I have no idea how we got everything together and out of there as fast as we did, barely missing the sheriff whom we met on the road. Daddy was driving, without a license, and we were sitting on Wade, who was lying across the seat to stay out of sight. By the time the sheriff realized that it was us, and turned around, we were long gone. That little pickup could fly when it needed to!
After driving for over an hour we stopped at a little all night cafe for a bite to eat. I was sitting on a bar stool, drinking chocolate milk, fell sound asleep and hit the floor flat on my face. So much for a great ending to my grand adventure!
We made it home in record time, gathered the three kids who had stayed behind, and resumed life as usual on the farm. With the money I made from my pecans, Mother helped me pick out enough chop sacks (feed sacks) to make four new dresses, complete with bloomers to match. The bloomers didn't last long though. The first time I came down the slide and someone caught sight of them, and made fun of them, they became history.
We ate a lot of pecan based dishes that winter, including the wonderful pecan pie that Mother made up and perfected; today, each time we gather for Christmas, one or more of us brings the pie, and we never fail to reminisce on how it came to be.
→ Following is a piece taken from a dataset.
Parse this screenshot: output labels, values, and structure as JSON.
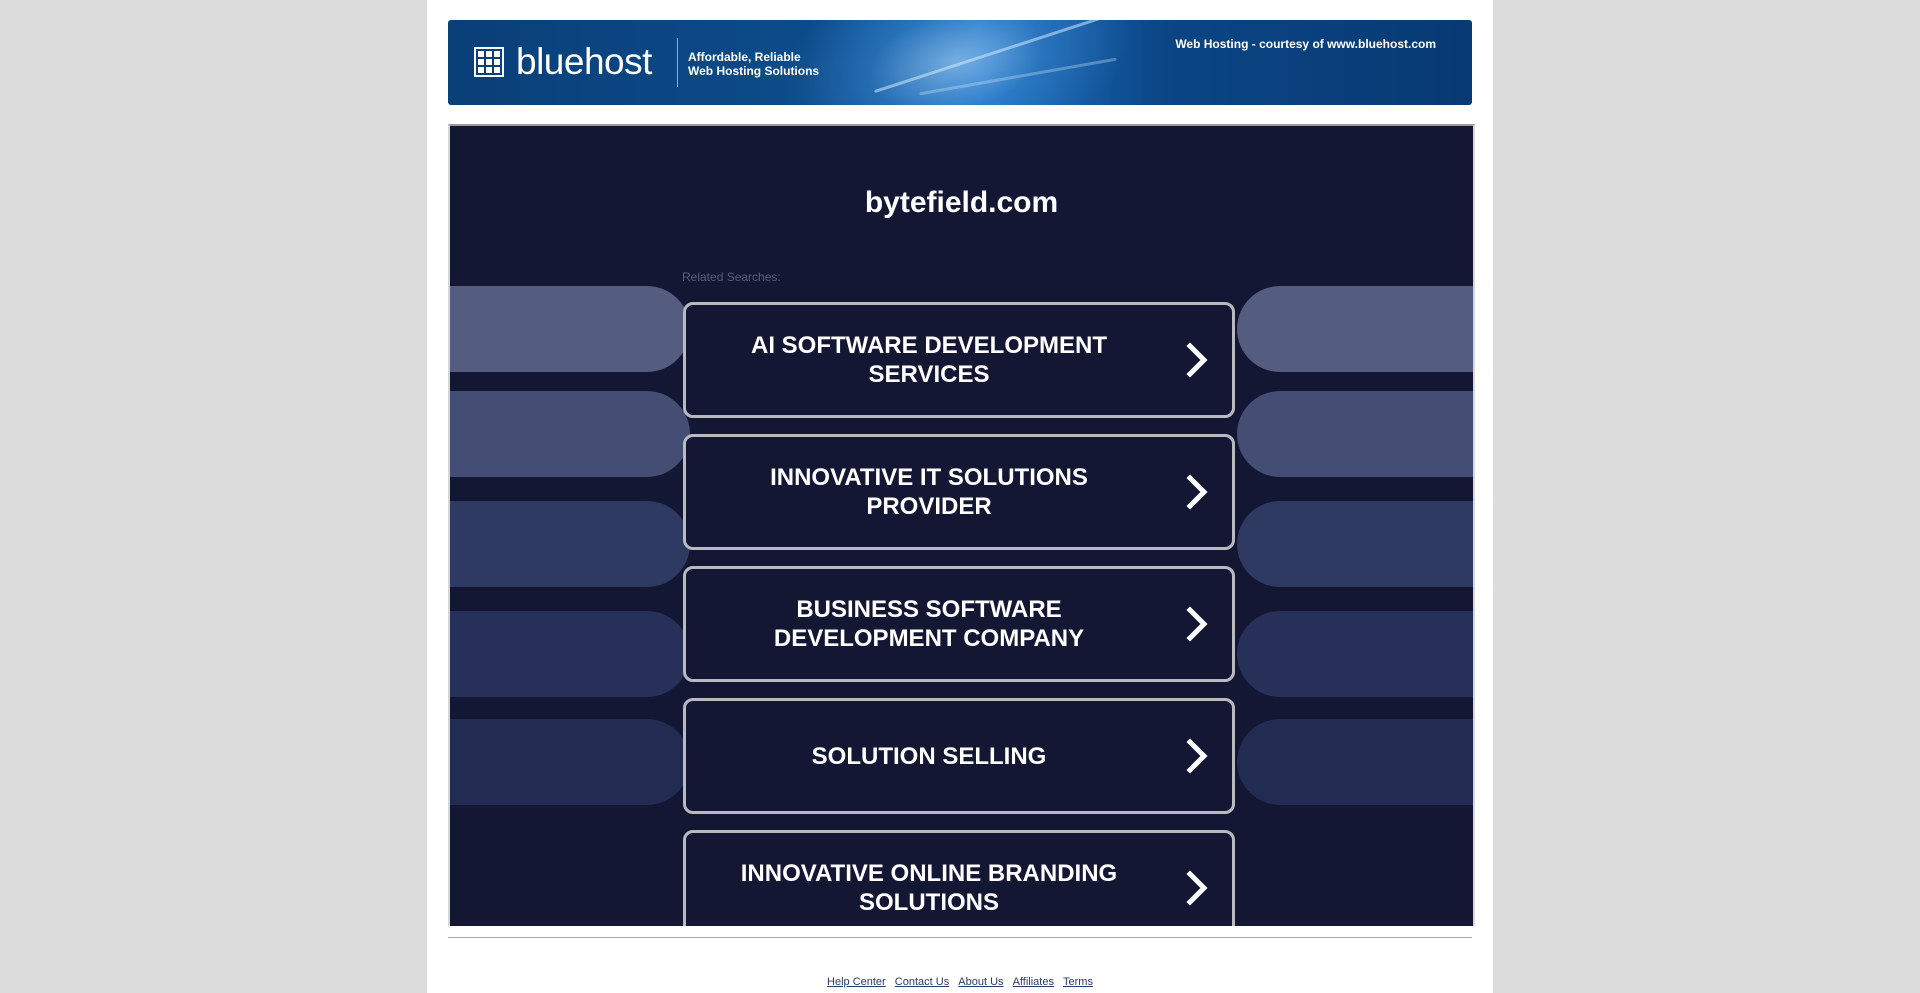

A few years ago my husband and I vacationed in Fairhope. I attempted to find Grandpa Copeland's home and pecan grove, but couldn't locate it. We did find the elementary school I had attended for two days, as well as the restaurant where Mother worked. We also found the pier where we played and fished. Fairhope has become quite a tourist town. I didn't feel or see any ghosts from the past while there.
I am sharing Mother's pecan pie recipe for your pleasure.
Mother's Pecan Pie Recipe
1 cup finely chopped pecans
1 cup sugar
1 cup thick cream
3 eggs beaten
1 tsp vanilla
Combine everything and cook on medium heat, stirring constantly till it comes to a full boil.
Pour into a baked and cooled pie crust.
Serve with fresh whipped cream...straight from the cow if possible